### MATERIAL FOR THE TASK:
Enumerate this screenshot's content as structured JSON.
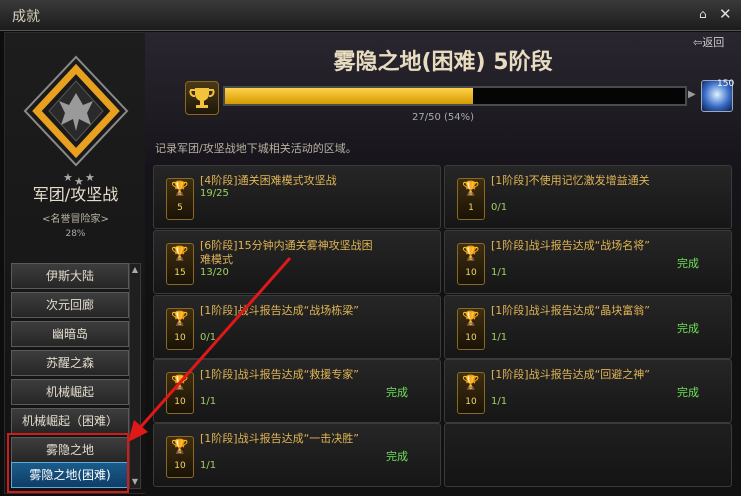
{
  "window": {
    "title": "成就"
  },
  "left": {
    "category_title": "军团/攻坚战",
    "category_subtitle": "<名誉冒险家>",
    "category_percent": "28%",
    "nav": [
      {
        "label": "伊斯大陆"
      },
      {
        "label": "次元回廊"
      },
      {
        "label": "幽暗岛"
      },
      {
        "label": "苏醒之森"
      },
      {
        "label": "机械崛起"
      },
      {
        "label": "机械崛起（困难）"
      },
      {
        "label": "雾隐之地"
      },
      {
        "label": "雾隐之地(困难)"
      }
    ]
  },
  "main": {
    "back_label": "返回",
    "header_title": "雾隐之地(困难) 5阶段",
    "progress_value": 27,
    "progress_max": 50,
    "progress_text": "27/50 (54%)",
    "reward_count": "150",
    "description": "记录军团/攻坚战地下城相关活动的区域。",
    "cards": [
      {
        "level": "5",
        "name": "[4阶段]通关困难模式攻坚战",
        "progress": "19/25",
        "status": ""
      },
      {
        "level": "1",
        "name": "[1阶段]不使用记忆激发增益通关",
        "progress": "0/1",
        "status": ""
      },
      {
        "level": "15",
        "name": "[6阶段]15分钟内通关雾神攻坚战困难模式",
        "progress": "13/20",
        "status": ""
      },
      {
        "level": "10",
        "name": "[1阶段]战斗报告达成“战场名将”",
        "progress": "1/1",
        "status": "完成"
      },
      {
        "level": "10",
        "name": "[1阶段]战斗报告达成“战场栋梁”",
        "progress": "0/1",
        "status": ""
      },
      {
        "level": "10",
        "name": "[1阶段]战斗报告达成“晶块富翁”",
        "progress": "1/1",
        "status": "完成"
      },
      {
        "level": "10",
        "name": "[1阶段]战斗报告达成“救援专家”",
        "progress": "1/1",
        "status": "完成"
      },
      {
        "level": "10",
        "name": "[1阶段]战斗报告达成“回避之神”",
        "progress": "1/1",
        "status": "完成"
      },
      {
        "level": "10",
        "name": "[1阶段]战斗报告达成“一击决胜”",
        "progress": "1/1",
        "status": "完成"
      }
    ]
  },
  "icons": {
    "home": "home-icon",
    "close": "close-icon",
    "back": "back-arrow-icon",
    "trophy": "trophy-icon",
    "reward": "reward-item-icon"
  },
  "colors": {
    "progress_fill": "#f0b814",
    "complete_text": "#6ee05a",
    "highlight_box": "#d21e1e",
    "selected_nav": "#1a5c8a"
  }
}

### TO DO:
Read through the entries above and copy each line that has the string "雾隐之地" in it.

### RESULT FOR THIS TASK:
        "label": "雾隐之地"
        "label": "雾隐之地(困难)"
    "header_title": "雾隐之地(困难) 5阶段",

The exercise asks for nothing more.